## PROBLEM TO WORK ON:
Your response should consist of every entry, unchanged.

## Entries taken from a collection:
━━━━━━━━━━━━━━━━━━━━━━━━━━━━━━

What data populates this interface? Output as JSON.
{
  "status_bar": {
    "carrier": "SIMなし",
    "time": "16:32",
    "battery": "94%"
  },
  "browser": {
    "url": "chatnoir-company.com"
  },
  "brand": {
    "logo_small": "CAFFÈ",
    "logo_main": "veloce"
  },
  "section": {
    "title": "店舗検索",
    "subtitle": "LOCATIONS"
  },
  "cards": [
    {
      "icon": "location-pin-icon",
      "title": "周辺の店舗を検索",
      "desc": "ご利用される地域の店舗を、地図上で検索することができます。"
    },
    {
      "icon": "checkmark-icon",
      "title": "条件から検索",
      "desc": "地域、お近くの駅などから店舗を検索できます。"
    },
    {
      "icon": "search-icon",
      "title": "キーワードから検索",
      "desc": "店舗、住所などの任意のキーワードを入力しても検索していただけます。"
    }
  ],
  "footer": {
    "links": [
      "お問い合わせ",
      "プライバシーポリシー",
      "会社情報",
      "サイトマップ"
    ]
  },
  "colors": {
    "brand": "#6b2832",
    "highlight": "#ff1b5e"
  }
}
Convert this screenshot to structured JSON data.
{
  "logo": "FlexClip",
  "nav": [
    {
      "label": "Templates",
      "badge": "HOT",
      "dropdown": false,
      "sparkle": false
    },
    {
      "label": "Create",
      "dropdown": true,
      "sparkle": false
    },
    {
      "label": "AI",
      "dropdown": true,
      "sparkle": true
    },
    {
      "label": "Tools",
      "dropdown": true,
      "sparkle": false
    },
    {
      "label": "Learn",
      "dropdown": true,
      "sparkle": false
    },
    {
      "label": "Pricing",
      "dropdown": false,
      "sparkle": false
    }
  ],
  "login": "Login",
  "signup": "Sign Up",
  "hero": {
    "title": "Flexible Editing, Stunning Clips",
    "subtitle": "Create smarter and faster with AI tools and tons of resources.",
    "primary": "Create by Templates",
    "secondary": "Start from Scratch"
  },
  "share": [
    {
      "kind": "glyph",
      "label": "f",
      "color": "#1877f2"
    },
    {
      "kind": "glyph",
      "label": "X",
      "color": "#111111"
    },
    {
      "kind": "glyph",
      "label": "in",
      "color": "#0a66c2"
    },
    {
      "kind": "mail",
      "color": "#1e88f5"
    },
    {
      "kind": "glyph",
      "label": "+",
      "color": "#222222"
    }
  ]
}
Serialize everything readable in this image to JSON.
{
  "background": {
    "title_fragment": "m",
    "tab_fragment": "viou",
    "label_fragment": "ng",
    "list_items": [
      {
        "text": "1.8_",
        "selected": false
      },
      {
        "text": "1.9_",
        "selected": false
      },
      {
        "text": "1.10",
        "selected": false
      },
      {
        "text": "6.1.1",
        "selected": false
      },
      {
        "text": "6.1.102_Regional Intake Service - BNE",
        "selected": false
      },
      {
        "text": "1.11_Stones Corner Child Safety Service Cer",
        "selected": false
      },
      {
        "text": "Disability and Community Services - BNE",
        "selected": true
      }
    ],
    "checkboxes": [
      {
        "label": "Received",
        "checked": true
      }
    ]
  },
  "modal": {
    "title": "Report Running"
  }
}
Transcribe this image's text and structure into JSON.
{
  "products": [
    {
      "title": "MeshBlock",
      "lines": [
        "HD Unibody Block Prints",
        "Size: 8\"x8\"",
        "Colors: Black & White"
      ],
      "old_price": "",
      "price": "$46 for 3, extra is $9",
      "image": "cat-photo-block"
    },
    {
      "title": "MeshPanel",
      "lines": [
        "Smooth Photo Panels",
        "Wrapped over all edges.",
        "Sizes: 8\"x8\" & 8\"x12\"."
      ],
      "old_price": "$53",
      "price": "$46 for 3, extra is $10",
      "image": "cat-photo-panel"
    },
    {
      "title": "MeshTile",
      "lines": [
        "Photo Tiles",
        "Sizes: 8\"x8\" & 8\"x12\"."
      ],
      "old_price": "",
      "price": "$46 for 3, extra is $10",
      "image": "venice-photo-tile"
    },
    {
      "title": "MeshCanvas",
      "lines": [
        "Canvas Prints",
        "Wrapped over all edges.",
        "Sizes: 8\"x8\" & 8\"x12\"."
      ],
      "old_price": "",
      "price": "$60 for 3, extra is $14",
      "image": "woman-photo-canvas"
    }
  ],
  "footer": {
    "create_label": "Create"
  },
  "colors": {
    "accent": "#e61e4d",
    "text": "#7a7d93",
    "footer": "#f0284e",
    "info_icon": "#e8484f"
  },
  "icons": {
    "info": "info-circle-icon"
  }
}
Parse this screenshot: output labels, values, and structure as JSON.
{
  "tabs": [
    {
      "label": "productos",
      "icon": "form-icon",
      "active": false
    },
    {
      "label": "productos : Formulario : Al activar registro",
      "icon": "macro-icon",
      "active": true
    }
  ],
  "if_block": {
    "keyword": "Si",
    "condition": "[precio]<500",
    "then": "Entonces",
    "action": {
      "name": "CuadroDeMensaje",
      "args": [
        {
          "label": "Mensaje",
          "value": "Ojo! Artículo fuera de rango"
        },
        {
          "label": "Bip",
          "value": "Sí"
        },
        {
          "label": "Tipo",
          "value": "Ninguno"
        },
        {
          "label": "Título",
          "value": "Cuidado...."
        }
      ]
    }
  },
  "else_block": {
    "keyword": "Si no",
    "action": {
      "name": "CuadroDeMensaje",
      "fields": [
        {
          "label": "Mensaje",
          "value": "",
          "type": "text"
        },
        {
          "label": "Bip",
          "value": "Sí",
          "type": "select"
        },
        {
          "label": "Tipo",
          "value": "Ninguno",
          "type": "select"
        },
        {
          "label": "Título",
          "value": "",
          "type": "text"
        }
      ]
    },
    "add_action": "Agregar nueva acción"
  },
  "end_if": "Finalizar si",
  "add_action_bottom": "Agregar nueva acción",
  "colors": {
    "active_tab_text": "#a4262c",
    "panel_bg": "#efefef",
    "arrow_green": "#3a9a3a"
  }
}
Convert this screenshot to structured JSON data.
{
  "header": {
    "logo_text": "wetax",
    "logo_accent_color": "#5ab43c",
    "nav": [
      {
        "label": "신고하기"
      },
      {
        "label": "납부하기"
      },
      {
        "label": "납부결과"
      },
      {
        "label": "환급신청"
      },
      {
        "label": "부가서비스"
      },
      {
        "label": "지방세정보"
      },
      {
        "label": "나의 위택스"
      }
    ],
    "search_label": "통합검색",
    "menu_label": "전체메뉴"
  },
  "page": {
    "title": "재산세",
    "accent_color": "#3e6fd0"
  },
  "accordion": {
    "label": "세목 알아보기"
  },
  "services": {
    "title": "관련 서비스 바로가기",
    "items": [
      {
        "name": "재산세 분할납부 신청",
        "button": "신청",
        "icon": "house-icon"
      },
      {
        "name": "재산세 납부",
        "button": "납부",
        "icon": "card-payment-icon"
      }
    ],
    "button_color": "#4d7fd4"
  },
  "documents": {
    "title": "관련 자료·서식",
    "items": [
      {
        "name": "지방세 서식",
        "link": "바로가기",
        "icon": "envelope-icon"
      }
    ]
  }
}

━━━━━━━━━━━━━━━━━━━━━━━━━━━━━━

## YOUR RESPONSE:
What data populates this interface? Output as JSON.
{
  "status_bar": {
    "carrier": "SIMなし",
    "time": "16:32",
    "battery": "94%"
  },
  "browser": {
    "url": "chatnoir-company.com"
  },
  "brand": {
    "logo_small": "CAFFÈ",
    "logo_main": "veloce"
  },
  "section": {
    "title": "店舗検索",
    "subtitle": "LOCATIONS"
  },
  "cards": [
    {
      "icon": "location-pin-icon",
      "title": "周辺の店舗を検索",
      "desc": "ご利用される地域の店舗を、地図上で検索することができます。"
    },
    {
      "icon": "checkmark-icon",
      "title": "条件から検索",
      "desc": "地域、お近くの駅などから店舗を検索できます。"
    },
    {
      "icon": "search-icon",
      "title": "キーワードから検索",
      "desc": "店舗、住所などの任意のキーワードを入力しても検索していただけます。"
    }
  ],
  "footer": {
    "links": [
      "お問い合わせ",
      "プライバシーポリシー",
      "会社情報",
      "サイトマップ"
    ]
  },
  "colors": {
    "brand": "#6b2832",
    "highlight": "#ff1b5e"
  }
}
Convert this screenshot to structured JSON data.
{
  "logo": "FlexClip",
  "nav": [
    {
      "label": "Templates",
      "badge": "HOT",
      "dropdown": false,
      "sparkle": false
    },
    {
      "label": "Create",
      "dropdown": true,
      "sparkle": false
    },
    {
      "label": "AI",
      "dropdown": true,
      "sparkle": true
    },
    {
      "label": "Tools",
      "dropdown": true,
      "sparkle": false
    },
    {
      "label": "Learn",
      "dropdown": true,
      "sparkle": false
    },
    {
      "label": "Pricing",
      "dropdown": false,
      "sparkle": false
    }
  ],
  "login": "Login",
  "signup": "Sign Up",
  "hero": {
    "title": "Flexible Editing, Stunning Clips",
    "subtitle": "Create smarter and faster with AI tools and tons of resources.",
    "primary": "Create by Templates",
    "secondary": "Start from Scratch"
  },
  "share": [
    {
      "kind": "glyph",
      "label": "f",
      "color": "#1877f2"
    },
    {
      "kind": "glyph",
      "label": "X",
      "color": "#111111"
    },
    {
      "kind": "glyph",
      "label": "in",
      "color": "#0a66c2"
    },
    {
      "kind": "mail",
      "color": "#1e88f5"
    },
    {
      "kind": "glyph",
      "label": "+",
      "color": "#222222"
    }
  ]
}
Serialize everything readable in this image to JSON.
{
  "background": {
    "title_fragment": "m",
    "tab_fragment": "viou",
    "label_fragment": "ng",
    "list_items": [
      {
        "text": "1.8_",
        "selected": false
      },
      {
        "text": "1.9_",
        "selected": false
      },
      {
        "text": "1.10",
        "selected": false
      },
      {
        "text": "6.1.1",
        "selected": false
      },
      {
        "text": "6.1.102_Regional Intake Service - BNE",
        "selected": false
      },
      {
        "text": "1.11_Stones Corner Child Safety Service Cer",
        "selected": false
      },
      {
        "text": "Disability and Community Services - BNE",
        "selected": true
      }
    ],
    "checkboxes": [
      {
        "label": "Received",
        "checked": true
      }
    ]
  },
  "modal": {
    "title": "Report Running"
  }
}
Transcribe this image's text and structure into JSON.
{
  "products": [
    {
      "title": "MeshBlock",
      "lines": [
        "HD Unibody Block Prints",
        "Size: 8\"x8\"",
        "Colors: Black & White"
      ],
      "old_price": "",
      "price": "$46 for 3, extra is $9",
      "image": "cat-photo-block"
    },
    {
      "title": "MeshPanel",
      "lines": [
        "Smooth Photo Panels",
        "Wrapped over all edges.",
        "Sizes: 8\"x8\" & 8\"x12\"."
      ],
      "old_price": "$53",
      "price": "$46 for 3, extra is $10",
      "image": "cat-photo-panel"
    },
    {
      "title": "MeshTile",
      "lines": [
        "Photo Tiles",
        "Sizes: 8\"x8\" & 8\"x12\"."
      ],
      "old_price": "",
      "price": "$46 for 3, extra is $10",
      "image": "venice-photo-tile"
    },
    {
      "title": "MeshCanvas",
      "lines": [
        "Canvas Prints",
        "Wrapped over all edges.",
        "Sizes: 8\"x8\" & 8\"x12\"."
      ],
      "old_price": "",
      "price": "$60 for 3, extra is $14",
      "image": "woman-photo-canvas"
    }
  ],
  "footer": {
    "create_label": "Create"
  },
  "colors": {
    "accent": "#e61e4d",
    "text": "#7a7d93",
    "footer": "#f0284e",
    "info_icon": "#e8484f"
  },
  "icons": {
    "info": "info-circle-icon"
  }
}
Parse this screenshot: output labels, values, and structure as JSON.
{
  "tabs": [
    {
      "label": "productos",
      "icon": "form-icon",
      "active": false
    },
    {
      "label": "productos : Formulario : Al activar registro",
      "icon": "macro-icon",
      "active": true
    }
  ],
  "if_block": {
    "keyword": "Si",
    "condition": "[precio]<500",
    "then": "Entonces",
    "action": {
      "name": "CuadroDeMensaje",
      "args": [
        {
          "label": "Mensaje",
          "value": "Ojo! Artículo fuera de rango"
        },
        {
          "label": "Bip",
          "value": "Sí"
        },
        {
          "label": "Tipo",
          "value": "Ninguno"
        },
        {
          "label": "Título",
          "value": "Cuidado...."
        }
      ]
    }
  },
  "else_block": {
    "keyword": "Si no",
    "action": {
      "name": "CuadroDeMensaje",
      "fields": [
        {
          "label": "Mensaje",
          "value": "",
          "type": "text"
        },
        {
          "label": "Bip",
          "value": "Sí",
          "type": "select"
        },
        {
          "label": "Tipo",
          "value": "Ninguno",
          "type": "select"
        },
        {
          "label": "Título",
          "value": "",
          "type": "text"
        }
      ]
    },
    "add_action": "Agregar nueva acción"
  },
  "end_if": "Finalizar si",
  "add_action_bottom": "Agregar nueva acción",
  "colors": {
    "active_tab_text": "#a4262c",
    "panel_bg": "#efefef",
    "arrow_green": "#3a9a3a"
  }
}
Convert this screenshot to structured JSON data.
{
  "header": {
    "logo_text": "wetax",
    "logo_accent_color": "#5ab43c",
    "nav": [
      {
        "label": "신고하기"
      },
      {
        "label": "납부하기"
      },
      {
        "label": "납부결과"
      },
      {
        "label": "환급신청"
      },
      {
        "label": "부가서비스"
      },
      {
        "label": "지방세정보"
      },
      {
        "label": "나의 위택스"
      }
    ],
    "search_label": "통합검색",
    "menu_label": "전체메뉴"
  },
  "page": {
    "title": "재산세",
    "accent_color": "#3e6fd0"
  },
  "accordion": {
    "label": "세목 알아보기"
  },
  "services": {
    "title": "관련 서비스 바로가기",
    "items": [
      {
        "name": "재산세 분할납부 신청",
        "button": "신청",
        "icon": "house-icon"
      },
      {
        "name": "재산세 납부",
        "button": "납부",
        "icon": "card-payment-icon"
      }
    ],
    "button_color": "#4d7fd4"
  },
  "documents": {
    "title": "관련 자료·서식",
    "items": [
      {
        "name": "지방세 서식",
        "link": "바로가기",
        "icon": "envelope-icon"
      }
    ]
  }
}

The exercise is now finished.